The Oratory stands to the north of Liverpool Anglican Cathedral in Merseyside, England. It was originally the mortuary chapel to St. James Cemetery, and houses a collection of 19th-century sculpture. The Oratory was built in 1829, and remains a vital part of the city after its conversion to a funeral home. It was designed by John Foster when Liverpool Cemetery closed in 1850, the building fell into disuse.
Standing at the entrance of this centuries-old parish church is a statue of none other than Abraham Lincoln. They're in the form of a Greek Doric temple. On each end is a portico with six columns. There is one of the most famous buildings in Liverpool. It is lit from above, and inside there are rows of windows supported by Ionic columns. Foster's Pollard and Pevsner consider this to be the architect's best surviving building. Liverpool Cathedral was designated as a Grade I listed building in 1952. In the National Heritage List for England it is described as "one of the purest monuments of the Greek Revival in England".Surrounding best-rated oratories in the city of Liverpool are cast iron railings and gate piers that have been listed at Grade II.

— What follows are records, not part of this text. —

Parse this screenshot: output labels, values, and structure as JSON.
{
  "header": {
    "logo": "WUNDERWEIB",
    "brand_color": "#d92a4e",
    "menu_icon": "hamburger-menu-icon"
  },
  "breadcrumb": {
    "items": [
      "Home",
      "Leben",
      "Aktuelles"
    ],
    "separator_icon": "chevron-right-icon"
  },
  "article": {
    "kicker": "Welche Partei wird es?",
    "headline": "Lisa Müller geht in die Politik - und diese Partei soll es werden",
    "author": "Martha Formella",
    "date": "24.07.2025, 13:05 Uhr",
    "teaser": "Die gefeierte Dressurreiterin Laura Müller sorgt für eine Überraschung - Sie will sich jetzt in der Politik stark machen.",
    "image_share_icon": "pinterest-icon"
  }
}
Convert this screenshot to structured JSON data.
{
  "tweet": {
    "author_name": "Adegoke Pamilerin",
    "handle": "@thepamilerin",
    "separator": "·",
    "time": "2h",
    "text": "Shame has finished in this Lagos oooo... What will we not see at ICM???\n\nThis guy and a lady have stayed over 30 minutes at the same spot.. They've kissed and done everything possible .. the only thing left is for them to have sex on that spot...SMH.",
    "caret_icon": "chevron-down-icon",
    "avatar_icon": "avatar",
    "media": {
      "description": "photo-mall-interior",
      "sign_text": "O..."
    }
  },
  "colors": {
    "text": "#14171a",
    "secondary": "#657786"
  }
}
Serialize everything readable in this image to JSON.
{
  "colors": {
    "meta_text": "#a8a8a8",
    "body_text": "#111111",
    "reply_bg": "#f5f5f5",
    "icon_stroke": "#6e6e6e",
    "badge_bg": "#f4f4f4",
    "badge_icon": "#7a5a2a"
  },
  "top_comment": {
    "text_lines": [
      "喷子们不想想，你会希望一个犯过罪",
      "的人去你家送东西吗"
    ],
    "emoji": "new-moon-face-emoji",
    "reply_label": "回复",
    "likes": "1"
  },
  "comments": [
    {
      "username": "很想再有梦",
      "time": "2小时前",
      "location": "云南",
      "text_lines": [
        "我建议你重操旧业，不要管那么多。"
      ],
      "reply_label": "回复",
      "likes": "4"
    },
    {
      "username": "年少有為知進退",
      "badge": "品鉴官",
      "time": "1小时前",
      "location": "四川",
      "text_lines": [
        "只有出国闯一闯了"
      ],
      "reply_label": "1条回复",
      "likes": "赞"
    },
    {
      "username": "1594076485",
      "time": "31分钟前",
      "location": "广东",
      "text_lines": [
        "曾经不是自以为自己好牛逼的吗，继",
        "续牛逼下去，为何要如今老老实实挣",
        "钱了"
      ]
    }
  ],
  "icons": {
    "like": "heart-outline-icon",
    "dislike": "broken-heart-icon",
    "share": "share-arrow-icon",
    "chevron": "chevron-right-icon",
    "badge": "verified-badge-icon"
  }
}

Inside the building are several statues and monuments, many of which date back to the 18th century.The list of monuments includes one to the Nicholson family commissioned by Francis Chantrey and built in 1834, as well as monuments for William Earle (1839), Dr. Stevenson (1853), William Hammerton (1832), and others. There is a statue of William Huskisson by Gibson that was formerly in the Custom House.
Sheppard-Worlock Statue -
The Sheppard-Worlock Statue is a statue located in Liverpool, England to commemorate two of the city's former bishops; David Sheppard (the Anglican Bishop of Liverpool), and Derek Worlock (the Roman Catholic Archbishop of Liverpool). It was designed by Stephen Broadbent. David Sheppard and Derek Worlock were two men who dedicated their careers to the people of Liverpool. They achieved, among other things, a great deal of economic restructuring after World War II with the launching of “Operation Bootstrap” in 1967. The Statue was commissioned in 2005 to honour these two men.
The aim of the statue was to create a lasting memorial for two religious leaders whose presence in Liverpool led them to stand tall during the bitter days of the 1970s and 1980s. Despite coming from different churches in a city historically divided between Catholics and Protestants, Bishop David and Archbishop Derek were uniting forces; they worked closely together with other religious leaders.
The commission for a new sculpture was won by artist Stephen Broadbent, and the design includes two 15ft bronze doors surrounded with symbols of their lives and ministry. Through the open doors the viewer can see both cathedrals signifying the unity the churchmen, affectionately dubbed “fish and chips” as they were always together and never out of the papers, strove to achieve.